Thanks to Jean for tip on Sisters of Selma which aired locally last Sunday evening. For teachers and students there is much to work with in this documentary starting with its re-affirmation of the powerful witness offered by members of women's religious communities during the struggles for liberation and human rights. But I still can't get Paul Cultrera's testimony from Hand of God out of my head (thanks Grant for this tip) and as I watched Sisters of Selma I kept thinking students should view these films together: one treats a dramatic historic event that while familiar has been only partly contextualized over the years and is appropriately told from the perspective of a wide range of participants; the other treats a terrible event that occurred very near in time to the incidents at the Edmund Pettis Bridge but has only emerged into 'history' in recent months.
Sisters of Selma offers viewers meaningful glimpses at issues that cannot be fully treated in a single film, from the role of the local African-American parish to the variegated racial-justice politics of the American hierarchy to the tensions exposed by the demonstration of nuns from a residentially and culturally segregated city (e.g. St. Louis) where blacks could vote in a southern city where they still could not (the spring 1965 Selma-Montgomery march capped a struggle that resulted in the Voting Rights Act).
. Hand of God presents the narrative of a lone individual whose abuse by Joseph Birmingham in the rectory of St. Mary's Italian Church in Salem, Mass. (among other places) was not, as Paul Cultrera calmly explains, "the story of my life.
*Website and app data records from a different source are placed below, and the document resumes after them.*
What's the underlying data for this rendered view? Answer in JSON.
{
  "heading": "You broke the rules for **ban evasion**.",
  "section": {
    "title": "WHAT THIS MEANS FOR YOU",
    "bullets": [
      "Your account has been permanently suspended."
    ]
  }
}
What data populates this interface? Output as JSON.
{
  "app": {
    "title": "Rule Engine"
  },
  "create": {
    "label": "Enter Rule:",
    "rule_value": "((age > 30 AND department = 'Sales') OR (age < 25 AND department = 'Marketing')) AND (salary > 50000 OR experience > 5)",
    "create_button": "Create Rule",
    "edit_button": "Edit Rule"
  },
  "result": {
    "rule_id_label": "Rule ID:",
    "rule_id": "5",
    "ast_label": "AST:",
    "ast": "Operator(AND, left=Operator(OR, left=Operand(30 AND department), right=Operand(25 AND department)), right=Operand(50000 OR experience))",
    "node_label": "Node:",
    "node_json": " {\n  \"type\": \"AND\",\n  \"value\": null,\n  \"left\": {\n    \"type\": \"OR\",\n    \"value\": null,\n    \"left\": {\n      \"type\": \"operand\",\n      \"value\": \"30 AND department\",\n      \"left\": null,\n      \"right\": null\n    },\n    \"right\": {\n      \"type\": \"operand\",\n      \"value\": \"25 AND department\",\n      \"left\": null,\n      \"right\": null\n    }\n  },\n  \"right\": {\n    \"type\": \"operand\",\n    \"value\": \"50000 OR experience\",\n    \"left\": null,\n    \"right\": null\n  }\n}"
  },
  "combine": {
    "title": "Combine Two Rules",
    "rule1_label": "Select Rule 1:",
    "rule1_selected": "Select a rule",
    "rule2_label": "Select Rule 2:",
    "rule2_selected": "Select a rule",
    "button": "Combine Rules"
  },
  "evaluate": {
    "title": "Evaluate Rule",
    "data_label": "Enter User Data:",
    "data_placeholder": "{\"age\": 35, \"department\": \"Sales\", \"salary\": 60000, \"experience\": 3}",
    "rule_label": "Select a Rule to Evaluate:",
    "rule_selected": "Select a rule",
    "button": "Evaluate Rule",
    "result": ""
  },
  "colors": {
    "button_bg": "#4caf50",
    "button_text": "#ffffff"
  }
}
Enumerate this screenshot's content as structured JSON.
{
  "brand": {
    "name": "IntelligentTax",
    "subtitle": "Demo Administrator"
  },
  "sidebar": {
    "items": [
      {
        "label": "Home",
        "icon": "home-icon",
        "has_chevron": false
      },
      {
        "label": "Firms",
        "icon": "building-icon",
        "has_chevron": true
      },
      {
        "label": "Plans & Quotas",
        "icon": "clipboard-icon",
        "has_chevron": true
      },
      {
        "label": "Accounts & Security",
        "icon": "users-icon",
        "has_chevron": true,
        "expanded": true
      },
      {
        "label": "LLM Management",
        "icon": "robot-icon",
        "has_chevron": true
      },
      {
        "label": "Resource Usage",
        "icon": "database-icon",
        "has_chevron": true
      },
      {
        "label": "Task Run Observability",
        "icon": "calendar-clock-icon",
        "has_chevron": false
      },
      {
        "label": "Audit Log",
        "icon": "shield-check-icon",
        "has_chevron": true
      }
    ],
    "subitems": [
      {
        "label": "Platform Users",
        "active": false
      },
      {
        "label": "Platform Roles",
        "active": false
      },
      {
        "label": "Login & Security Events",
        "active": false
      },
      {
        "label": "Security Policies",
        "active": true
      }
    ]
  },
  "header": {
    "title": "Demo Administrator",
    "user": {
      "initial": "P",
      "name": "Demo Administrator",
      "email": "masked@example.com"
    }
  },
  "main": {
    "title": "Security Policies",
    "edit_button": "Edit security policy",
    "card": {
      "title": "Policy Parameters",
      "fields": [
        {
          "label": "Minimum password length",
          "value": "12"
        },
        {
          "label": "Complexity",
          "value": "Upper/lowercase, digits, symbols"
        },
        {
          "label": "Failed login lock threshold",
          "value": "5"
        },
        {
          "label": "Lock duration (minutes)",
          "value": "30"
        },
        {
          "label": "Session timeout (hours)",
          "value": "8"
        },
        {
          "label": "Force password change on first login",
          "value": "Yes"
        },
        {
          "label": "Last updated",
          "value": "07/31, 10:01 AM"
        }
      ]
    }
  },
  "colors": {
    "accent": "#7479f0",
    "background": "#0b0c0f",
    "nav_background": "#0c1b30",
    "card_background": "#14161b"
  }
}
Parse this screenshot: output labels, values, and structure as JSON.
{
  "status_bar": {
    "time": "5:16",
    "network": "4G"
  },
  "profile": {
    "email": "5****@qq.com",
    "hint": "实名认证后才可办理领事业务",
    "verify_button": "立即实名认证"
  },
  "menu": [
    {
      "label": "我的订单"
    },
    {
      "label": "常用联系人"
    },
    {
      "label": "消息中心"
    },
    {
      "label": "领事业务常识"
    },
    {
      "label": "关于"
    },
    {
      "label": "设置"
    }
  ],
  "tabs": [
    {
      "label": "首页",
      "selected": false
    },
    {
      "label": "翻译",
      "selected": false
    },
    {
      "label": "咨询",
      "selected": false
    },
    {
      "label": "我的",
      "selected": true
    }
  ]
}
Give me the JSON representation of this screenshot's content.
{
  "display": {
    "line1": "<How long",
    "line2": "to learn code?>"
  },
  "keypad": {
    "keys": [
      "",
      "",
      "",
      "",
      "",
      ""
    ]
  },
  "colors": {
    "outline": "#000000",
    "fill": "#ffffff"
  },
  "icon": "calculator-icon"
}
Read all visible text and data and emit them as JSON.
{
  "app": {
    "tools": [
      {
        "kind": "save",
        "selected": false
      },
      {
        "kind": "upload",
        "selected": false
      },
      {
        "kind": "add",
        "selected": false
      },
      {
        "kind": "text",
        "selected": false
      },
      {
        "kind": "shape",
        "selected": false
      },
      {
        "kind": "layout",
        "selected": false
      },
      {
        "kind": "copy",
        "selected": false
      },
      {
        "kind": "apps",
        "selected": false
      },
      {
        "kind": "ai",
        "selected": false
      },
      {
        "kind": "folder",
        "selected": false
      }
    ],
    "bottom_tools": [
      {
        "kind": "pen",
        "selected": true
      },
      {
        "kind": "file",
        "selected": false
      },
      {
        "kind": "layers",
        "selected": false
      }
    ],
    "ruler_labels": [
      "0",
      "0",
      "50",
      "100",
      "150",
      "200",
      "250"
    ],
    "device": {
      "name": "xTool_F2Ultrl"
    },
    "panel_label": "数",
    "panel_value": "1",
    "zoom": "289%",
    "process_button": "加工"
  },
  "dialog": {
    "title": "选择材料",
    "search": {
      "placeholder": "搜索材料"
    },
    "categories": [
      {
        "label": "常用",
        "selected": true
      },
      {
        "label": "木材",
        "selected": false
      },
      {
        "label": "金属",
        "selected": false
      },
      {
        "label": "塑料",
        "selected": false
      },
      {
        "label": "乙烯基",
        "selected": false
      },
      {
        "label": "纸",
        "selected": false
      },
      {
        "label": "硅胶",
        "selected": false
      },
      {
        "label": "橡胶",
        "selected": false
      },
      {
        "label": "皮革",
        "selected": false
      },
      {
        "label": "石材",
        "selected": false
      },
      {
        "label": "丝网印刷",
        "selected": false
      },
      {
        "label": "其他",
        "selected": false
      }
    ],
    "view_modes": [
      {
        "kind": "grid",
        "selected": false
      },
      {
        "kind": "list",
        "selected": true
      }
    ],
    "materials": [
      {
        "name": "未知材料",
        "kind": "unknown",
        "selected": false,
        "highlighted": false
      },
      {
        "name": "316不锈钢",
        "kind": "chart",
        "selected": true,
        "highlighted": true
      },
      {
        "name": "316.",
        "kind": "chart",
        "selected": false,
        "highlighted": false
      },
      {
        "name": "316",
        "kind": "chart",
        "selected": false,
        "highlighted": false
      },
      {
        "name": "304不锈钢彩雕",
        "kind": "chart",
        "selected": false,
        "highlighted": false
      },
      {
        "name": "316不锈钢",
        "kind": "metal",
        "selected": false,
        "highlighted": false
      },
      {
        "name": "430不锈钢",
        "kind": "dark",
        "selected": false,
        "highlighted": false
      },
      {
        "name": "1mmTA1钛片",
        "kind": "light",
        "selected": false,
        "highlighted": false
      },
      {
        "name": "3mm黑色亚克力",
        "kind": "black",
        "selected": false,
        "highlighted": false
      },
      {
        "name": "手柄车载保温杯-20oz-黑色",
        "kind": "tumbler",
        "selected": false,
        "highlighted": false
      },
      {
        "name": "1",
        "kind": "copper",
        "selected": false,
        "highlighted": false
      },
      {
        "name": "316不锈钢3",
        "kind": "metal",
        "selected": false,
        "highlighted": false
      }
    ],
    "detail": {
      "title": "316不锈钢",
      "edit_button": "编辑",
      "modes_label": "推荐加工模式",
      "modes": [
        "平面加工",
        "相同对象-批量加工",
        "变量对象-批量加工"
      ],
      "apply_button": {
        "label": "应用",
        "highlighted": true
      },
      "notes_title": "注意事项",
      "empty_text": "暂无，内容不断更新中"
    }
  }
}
It's a thing that happened to me." Yet because this happened Paul's brother Joe--as an act of devotion--made a film that is partly about the church, in larger part about the Cultrera family but mostly about Paul's journey through the past four decades, a trip he shared in spirit with hundreds of thousands of women and men that grew up in the 1950s and 1960s in parishes like St. Mary's Italian. Paul told his parents about Birmingham's crimes shortly after the celebration of their fiftieth wedding anniversary in 1995, but an even more intimate conversation between Paul and Joe and their parents is presented near the end of the film, a conversation about heaven and hell and the places where God is sought and found. That is a conversation which will provoke strong memories in many viewers of a certain age. There is so much to discuss from both these films: I'm grateful for having been pointed their way by fellow bloggers which reminds me in closing there is an invaluable scholarly work by friend and blogger John McGreevy that anticipated themes of spiritual and geographical mobility and freedom illustrated in the films. In Parish Boundaries John wrote: "By the 1960s two moral languages--an older, highly structured communalism and a new attempt to build a 'community without walls'--challenged each other for religious and cultural recognition." You can see it moving in these films.